College gives students a vast array of educational experiences, but not just textbook education. The most important things I have learned while in college, aside from educational knowledge, include the ability to prioritize, whether it be completing homework in a more timely fashion, or prioritizing family issues above attending class.
I have also affirmed my deeply-held belief that communication is the key to any successful relationship, friendship, acquaintanceship, or interaction with another person. Keeping in touch about personal events and circumstances is important to succeed in school, and outside of school, too - it is respectful, and prevents miscommunication.
College has also taught me that the ability to meet others and make long lasting friendships surrounds me on a daily basis - in class, at work, on campus, or anywhere - being friendly is very important.
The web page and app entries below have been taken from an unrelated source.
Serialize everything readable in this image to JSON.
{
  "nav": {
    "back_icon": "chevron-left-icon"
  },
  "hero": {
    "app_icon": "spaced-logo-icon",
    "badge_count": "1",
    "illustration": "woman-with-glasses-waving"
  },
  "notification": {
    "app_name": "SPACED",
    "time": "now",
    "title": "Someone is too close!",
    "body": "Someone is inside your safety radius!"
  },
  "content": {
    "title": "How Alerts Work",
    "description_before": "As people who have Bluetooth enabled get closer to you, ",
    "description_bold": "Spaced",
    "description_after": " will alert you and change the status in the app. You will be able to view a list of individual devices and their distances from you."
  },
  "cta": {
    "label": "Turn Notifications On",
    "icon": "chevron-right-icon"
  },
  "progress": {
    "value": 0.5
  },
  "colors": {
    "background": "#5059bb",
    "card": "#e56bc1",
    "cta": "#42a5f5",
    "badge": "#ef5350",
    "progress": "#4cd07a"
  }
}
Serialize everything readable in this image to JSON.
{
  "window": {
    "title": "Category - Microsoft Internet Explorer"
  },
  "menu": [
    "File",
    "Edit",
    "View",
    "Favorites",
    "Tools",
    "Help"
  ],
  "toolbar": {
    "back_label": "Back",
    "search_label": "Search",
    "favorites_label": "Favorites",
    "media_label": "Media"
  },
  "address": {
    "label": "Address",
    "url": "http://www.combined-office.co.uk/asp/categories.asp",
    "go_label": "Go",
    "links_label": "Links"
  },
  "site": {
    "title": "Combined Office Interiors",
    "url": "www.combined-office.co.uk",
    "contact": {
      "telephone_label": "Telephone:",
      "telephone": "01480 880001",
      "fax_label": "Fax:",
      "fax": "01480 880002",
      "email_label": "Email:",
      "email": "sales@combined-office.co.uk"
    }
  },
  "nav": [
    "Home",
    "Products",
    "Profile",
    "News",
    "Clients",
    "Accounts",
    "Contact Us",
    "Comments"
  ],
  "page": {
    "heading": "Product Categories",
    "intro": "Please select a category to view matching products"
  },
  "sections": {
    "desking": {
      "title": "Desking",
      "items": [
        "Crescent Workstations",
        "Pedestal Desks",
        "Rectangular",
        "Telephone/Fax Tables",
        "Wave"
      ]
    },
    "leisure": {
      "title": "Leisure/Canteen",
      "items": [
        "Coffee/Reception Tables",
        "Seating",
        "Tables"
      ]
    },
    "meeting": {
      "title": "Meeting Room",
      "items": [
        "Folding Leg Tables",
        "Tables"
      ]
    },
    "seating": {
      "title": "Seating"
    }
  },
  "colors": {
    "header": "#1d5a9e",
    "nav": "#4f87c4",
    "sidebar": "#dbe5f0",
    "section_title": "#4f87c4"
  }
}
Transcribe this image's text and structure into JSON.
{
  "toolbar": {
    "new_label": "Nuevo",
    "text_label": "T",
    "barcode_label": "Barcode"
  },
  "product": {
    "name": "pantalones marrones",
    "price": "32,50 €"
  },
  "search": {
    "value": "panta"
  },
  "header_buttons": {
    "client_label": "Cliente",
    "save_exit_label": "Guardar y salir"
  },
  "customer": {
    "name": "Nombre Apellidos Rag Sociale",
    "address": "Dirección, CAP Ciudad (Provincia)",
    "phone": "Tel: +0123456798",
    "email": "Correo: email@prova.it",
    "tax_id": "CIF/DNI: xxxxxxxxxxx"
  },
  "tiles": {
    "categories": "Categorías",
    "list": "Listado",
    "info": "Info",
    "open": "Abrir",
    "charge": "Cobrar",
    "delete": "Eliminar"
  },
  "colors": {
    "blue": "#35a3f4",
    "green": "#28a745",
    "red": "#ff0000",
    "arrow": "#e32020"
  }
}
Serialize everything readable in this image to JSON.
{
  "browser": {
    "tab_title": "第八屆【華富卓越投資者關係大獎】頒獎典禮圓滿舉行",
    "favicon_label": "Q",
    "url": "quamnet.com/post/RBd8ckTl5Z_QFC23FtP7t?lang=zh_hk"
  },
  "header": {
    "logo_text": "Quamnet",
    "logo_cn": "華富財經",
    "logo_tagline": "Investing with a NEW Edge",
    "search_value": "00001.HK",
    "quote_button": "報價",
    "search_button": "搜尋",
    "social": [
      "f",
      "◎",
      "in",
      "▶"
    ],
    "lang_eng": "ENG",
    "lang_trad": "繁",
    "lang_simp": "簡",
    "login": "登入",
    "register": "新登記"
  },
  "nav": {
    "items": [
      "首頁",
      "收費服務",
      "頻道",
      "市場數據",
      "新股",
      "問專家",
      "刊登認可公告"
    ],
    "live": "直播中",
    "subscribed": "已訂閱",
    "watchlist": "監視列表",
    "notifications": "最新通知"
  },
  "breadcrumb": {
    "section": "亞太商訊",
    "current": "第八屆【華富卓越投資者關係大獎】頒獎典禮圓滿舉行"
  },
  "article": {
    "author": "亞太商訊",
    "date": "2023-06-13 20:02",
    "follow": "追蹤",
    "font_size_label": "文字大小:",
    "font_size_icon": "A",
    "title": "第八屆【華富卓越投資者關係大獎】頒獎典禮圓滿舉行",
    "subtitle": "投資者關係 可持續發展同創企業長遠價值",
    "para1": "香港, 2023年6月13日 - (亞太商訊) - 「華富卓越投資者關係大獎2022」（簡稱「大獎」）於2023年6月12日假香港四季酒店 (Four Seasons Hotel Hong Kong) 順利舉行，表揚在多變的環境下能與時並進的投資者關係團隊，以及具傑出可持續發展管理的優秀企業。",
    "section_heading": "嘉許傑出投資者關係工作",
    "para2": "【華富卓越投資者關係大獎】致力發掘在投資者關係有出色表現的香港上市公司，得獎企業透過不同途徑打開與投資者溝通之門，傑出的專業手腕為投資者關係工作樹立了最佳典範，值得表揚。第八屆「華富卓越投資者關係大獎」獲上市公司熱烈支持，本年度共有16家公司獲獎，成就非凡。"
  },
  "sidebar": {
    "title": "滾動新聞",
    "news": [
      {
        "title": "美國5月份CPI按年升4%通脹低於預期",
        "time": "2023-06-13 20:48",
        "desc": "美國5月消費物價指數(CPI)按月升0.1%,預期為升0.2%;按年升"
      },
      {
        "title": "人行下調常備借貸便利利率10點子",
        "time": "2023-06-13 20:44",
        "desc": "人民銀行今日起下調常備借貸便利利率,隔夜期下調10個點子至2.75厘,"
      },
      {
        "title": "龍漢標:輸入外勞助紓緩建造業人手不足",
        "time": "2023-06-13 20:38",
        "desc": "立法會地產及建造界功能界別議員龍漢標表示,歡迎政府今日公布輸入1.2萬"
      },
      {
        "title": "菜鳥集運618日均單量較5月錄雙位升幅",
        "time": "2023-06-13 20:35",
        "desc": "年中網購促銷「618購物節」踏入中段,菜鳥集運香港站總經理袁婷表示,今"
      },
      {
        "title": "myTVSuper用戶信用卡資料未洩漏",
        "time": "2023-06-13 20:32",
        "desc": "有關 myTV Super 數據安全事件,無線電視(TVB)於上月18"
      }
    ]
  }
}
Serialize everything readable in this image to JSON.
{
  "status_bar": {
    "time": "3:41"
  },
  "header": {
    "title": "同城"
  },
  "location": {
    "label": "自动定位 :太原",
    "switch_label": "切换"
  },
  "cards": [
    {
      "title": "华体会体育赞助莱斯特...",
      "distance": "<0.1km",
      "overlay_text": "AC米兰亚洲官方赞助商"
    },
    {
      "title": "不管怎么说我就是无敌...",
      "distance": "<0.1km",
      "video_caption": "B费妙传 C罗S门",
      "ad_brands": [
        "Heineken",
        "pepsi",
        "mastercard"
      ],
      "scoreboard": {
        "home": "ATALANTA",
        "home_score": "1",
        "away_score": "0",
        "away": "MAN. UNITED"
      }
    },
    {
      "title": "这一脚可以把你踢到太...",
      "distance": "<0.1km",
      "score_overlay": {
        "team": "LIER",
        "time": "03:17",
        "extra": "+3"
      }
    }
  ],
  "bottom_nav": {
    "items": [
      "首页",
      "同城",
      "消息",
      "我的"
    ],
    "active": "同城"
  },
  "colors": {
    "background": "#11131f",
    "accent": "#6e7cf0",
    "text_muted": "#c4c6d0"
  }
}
Compassion is the key to successfully understanding other people and working through differences.
Over all I believe the biggest lesson that the college thought me besides the academic expertise is the value of human relationships, trusts, collaborations, working together, working in a diversified domain, trying to work one's way to the top by managing all the resources and removing all the impediments. I have learned this in college by working on group projects, living with four other roommates and working on student groups such as the Student Government Association.
When I first left for college it opened up a plethora of opportunities for me to experience as I embark upon the journey to adulthood. I always thought what better way to prepare for the "real world" than getting involved in campus activities? People becoming a part of their local community I believe is extremely beneficial for many reasons. For starters, it helped me learn and grow in a diverse setting where you can venture out and explore new avenues in a "safe" environment.